What’s that? You did know this? Because that’s not exactly new information to anyone at this point?
That’s pretty much the same way we should feel about the “official report” released last week by Gov. Kay Ivey’s Study Group on Gambling Policy.
It was a fine, well-put together report that summed all up the things we already know about legalized gambling, except the one thing that’s most important: None of it matters until the Poarch Band of Creek Indians and the owners of three dog track casinos come together and reach an agreement.
All of the information and dollar amounts and best practices don’t matter at all until those two entities come together and agree on a “grand deal,” as some have termed it, to move this decades-old fight forward into the current century.
To that end, quietly and slowly, behind the scenes, some movement has occurred in that direction. That doesn’t mean a deal is close or that will ever be a deal, but there is at least a cordial line of communication between the parties.
I’ve written in the past that there likely is a pathway to a deal — one that will make both sides a boatload of money — but it will involve neither side getting all they want. To this point, there have been various snags that have prevented such a deal.
For those new to this discussion, and particularly for anyone who has moved to this state recently and is utterly confused about grown people fighting over lotteries and casinos in 2020, here’s a brief recap of where we are: Currently, in Alabama, the Poarch Creeks own and operate three electronic bingo casinos on tribal lands. They pay zero in state taxes. There are also three dog track casinos (and a handful of small, independently owned casinos) that operate electronic bingo games.
Two of the three dog track casinos operate in very poor Alabama counties, and those counties rely heavily upon the tax revenue and jobs. The state has argued in the past that these casinos are operating illegally, but the casino operators argue that they have constitutional amendments protecting their businesses.
Complicating matters further, lower state courts routinely deem the casinos to be legal, while the Alabama Supreme Court has consistently deemed them illegal. In addition, the state has been incredibly inconsistent in both enforcing the laws, embracing the casinos as legal businesses and simply establishing a precedent of looking the other way.
The state Legislature, in the meantime, has managed to do diddly squat to rectify the situation. Any of about 100 bills over the last four decades (yeah, FOUR!) could have put an end to this craziness, but they didn’t manage to pass any of them. Mainly because the two entities I mentioned previously — the track owners and the Poarch Creeks — have fought like hell to keep anything from passing that might benefit the other.
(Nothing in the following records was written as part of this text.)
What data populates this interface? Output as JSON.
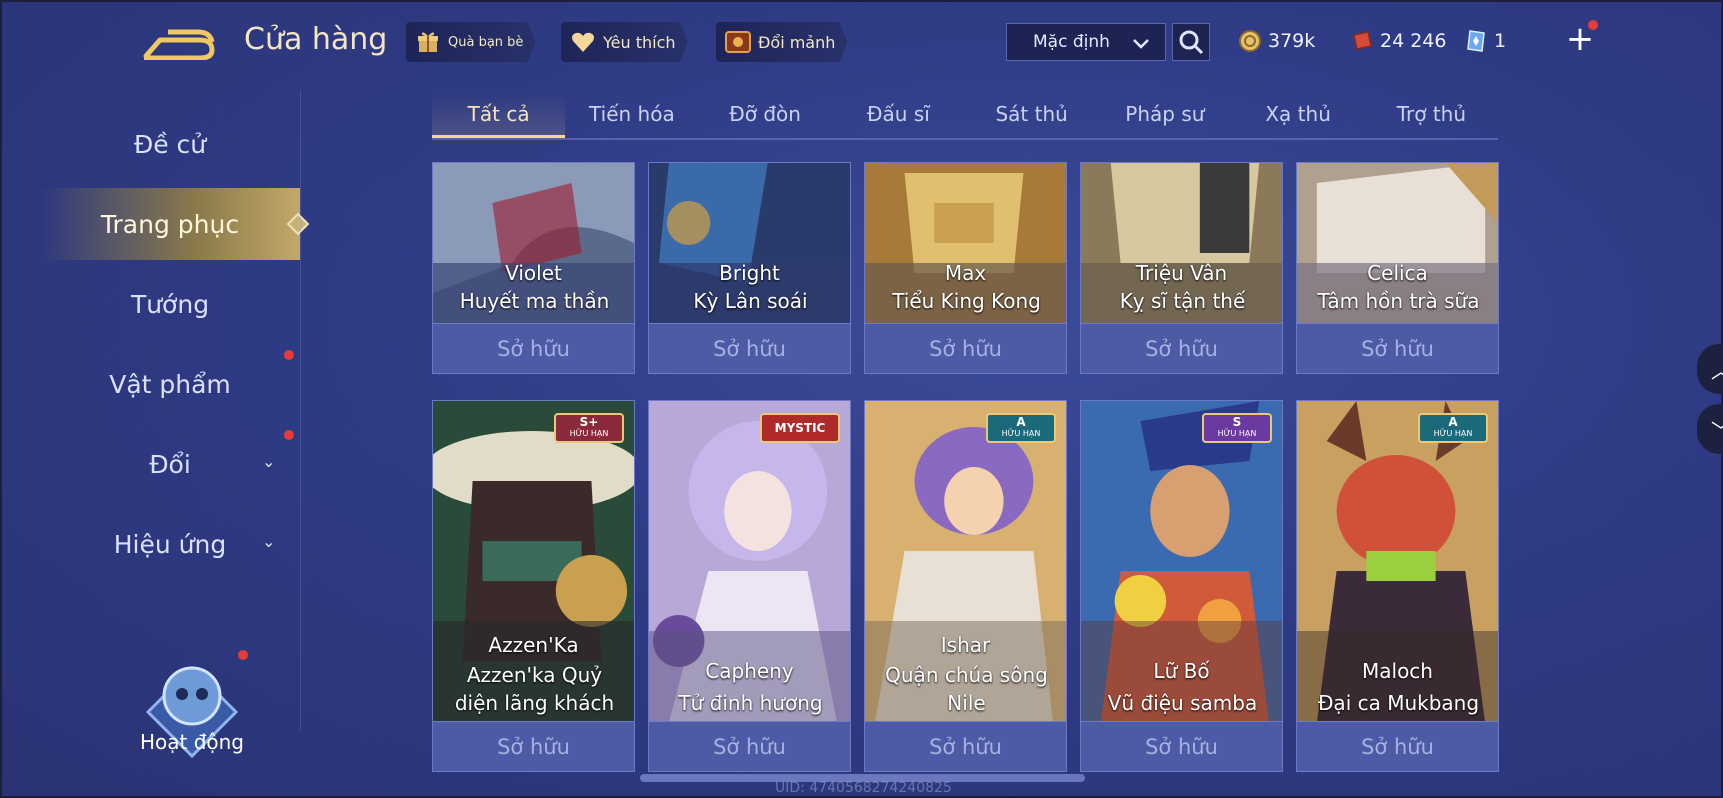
{
  "header": {
    "title": "Cửa hàng",
    "buttons": [
      {
        "label": "Quà bạn bè",
        "icon": "gift-icon"
      },
      {
        "label": "Yêu thích",
        "icon": "heart-icon"
      },
      {
        "label": "Đổi mảnh",
        "icon": "shard-chest-icon"
      }
    ],
    "sort_value": "Mặc định",
    "currencies": [
      {
        "value": "379k",
        "icon": "gold-coin-icon"
      },
      {
        "value": "24 246",
        "icon": "red-voucher-icon"
      },
      {
        "value": "1",
        "icon": "diamond-card-icon"
      }
    ]
  },
  "nav": {
    "items": [
      {
        "label": "Đề cử",
        "active": false
      },
      {
        "label": "Trang phục",
        "active": true
      },
      {
        "label": "Tướng",
        "active": false
      },
      {
        "label": "Vật phẩm",
        "active": false
      },
      {
        "label": "Đổi",
        "active": false
      },
      {
        "label": "Hiệu ứng",
        "active": false
      }
    ],
    "activity_label": "Hoạt động"
  },
  "tabs": [
    "Tất cả",
    "Tiến hóa",
    "Đỡ đòn",
    "Đấu sĩ",
    "Sát thủ",
    "Pháp sư",
    "Xạ thủ",
    "Trợ thủ"
  ],
  "cards_row1": [
    {
      "hero": "Violet",
      "skin": "Huyết ma thần",
      "status": "Sở hữu"
    },
    {
      "hero": "Bright",
      "skin": "Kỳ Lân soái",
      "status": "Sở hữu"
    },
    {
      "hero": "Max",
      "skin": "Tiểu King Kong",
      "status": "Sở hữu"
    },
    {
      "hero": "Triệu Vân",
      "skin": "Kỵ sĩ tận thế",
      "status": "Sở hữu"
    },
    {
      "hero": "Celica",
      "skin": "Tâm hồn trà sữa",
      "status": "Sở hữu"
    }
  ],
  "cards_row2": [
    {
      "hero": "Azzen'Ka",
      "skin1": "Azzen'ka Quỷ",
      "skin2": "diện lãng khách",
      "status": "Sở hữu",
      "badge_top": "S+",
      "badge_bottom": "HỮU HẠN"
    },
    {
      "hero": "Capheny",
      "skin1": "Tử đinh hương",
      "skin2": "",
      "status": "Sở hữu",
      "badge_top": "MYSTIC",
      "badge_bottom": ""
    },
    {
      "hero": "Ishar",
      "skin1": "Quận chúa sông",
      "skin2": "Nile",
      "status": "Sở hữu",
      "badge_top": "A",
      "badge_bottom": "HỮU HẠN"
    },
    {
      "hero": "Lữ Bố",
      "skin1": "Vũ điệu samba",
      "skin2": "",
      "status": "Sở hữu",
      "badge_top": "S",
      "badge_bottom": "HỮU HẠN"
    },
    {
      "hero": "Maloch",
      "skin1": "Đại ca Mukbang",
      "skin2": "",
      "status": "Sở hữu",
      "badge_top": "A",
      "badge_bottom": "HỮU HẠN"
    }
  ],
  "uid": "UID: 4740568274240825"
}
That has left Alabama in this remarkable situation: There is gambling all over the state, and we are surrounded by states with lotteries, full casinos, online sports wagering and online lottery games. Millions upon millions of Alabamians gamble, and yet the State of Alabama receives not one penny from it.
And about once every three years, a governor or a Senate president or a House speaker commissions a study of some sorts in attempt to learn something new about what is now a very old issue in every other state.
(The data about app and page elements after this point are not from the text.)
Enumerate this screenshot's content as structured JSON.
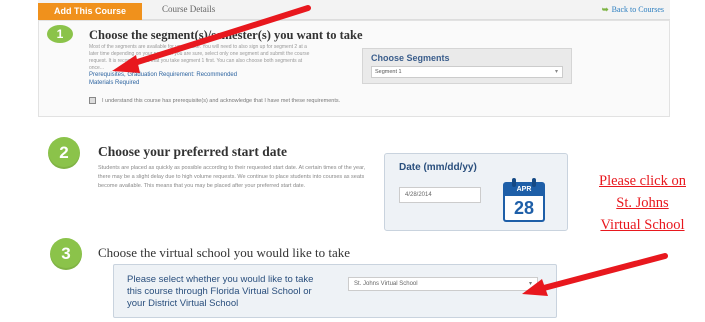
{
  "tabs": {
    "add_course": "Add This Course",
    "course_details": "Course Details",
    "back_to_courses": "Back to Courses"
  },
  "section1": {
    "number": "1",
    "title": "Choose the segment(s)/semester(s) you want to take",
    "description": "Most of the segments are available for you to take. You will need to also sign up for segment 2 at a later time depending on your needs. If you are sure, select only one segment and submit the course request. It is recommended that you take segment 1 first. You can also choose both segments at once...",
    "choose_segments_label": "Choose Segments",
    "segment_selected": "Segment 1",
    "links": [
      "Prerequisites, Graduation Requirement: Recommended",
      "Materials Required"
    ],
    "checkbox_text": "I understand this course has prerequisite(s) and acknowledge that I have met these requirements."
  },
  "section2": {
    "number": "2",
    "title": "Choose your preferred start date",
    "description": "Students are placed as quickly as possible according to their requested start date. At certain times of the year, there may be a slight delay due to high volume requests. We continue to place students into courses as seats become available. This means that you may be placed after your preferred start date.",
    "date_label": "Date (mm/dd/yy)",
    "date_value": "4/28/2014",
    "calendar": {
      "month": "APR",
      "day": "28"
    }
  },
  "note": {
    "lines": [
      "Please click on",
      "St. Johns",
      "Virtual School"
    ]
  },
  "section3": {
    "number": "3",
    "title": "Choose the virtual school you would like to take",
    "question": "Please select whether you would like to take this course through Florida Virtual School or your District Virtual School",
    "school_selected": "St. Johns Virtual School"
  },
  "colors": {
    "accent_orange": "#f0911c",
    "step_green": "#8bc34a",
    "label_blue": "#2a4f7d",
    "annotation_red": "#e8181e"
  }
}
And like all of those other studies, this one found the same thing: Alabama could generate nearly three-quarters of a billion dollars annually if it would simply pass legislation allowing the voting public — which overwhelmingly supports gambling of all kinds — to approve a system that legalizes and properly regulates and taxes gambling.
The report, which is over 800 pages long, does a good job of supplying basic facts about the various options and their consequences or benefits. And it arrives at those conclusions by laying out how other states have implemented and regulated gaming, and detailed how large their gaming revenues have been.
I suppose it’s useful if there comes a time in the near future when it’s necessary to dispute an idiotic assertion by a lawmaker who is carrying the water for one side or the other in this fight.
But at the end of the day, we’re still left with this: We stand to make a lot of money that could go towards making a huge difference for a lot of people in this state, but we can’t get there without agreement on legislation that moves us forward. And we can’t get to that legislation until the two sides in this long-running fight make a deal.
Which is right where we’ve been the whole time.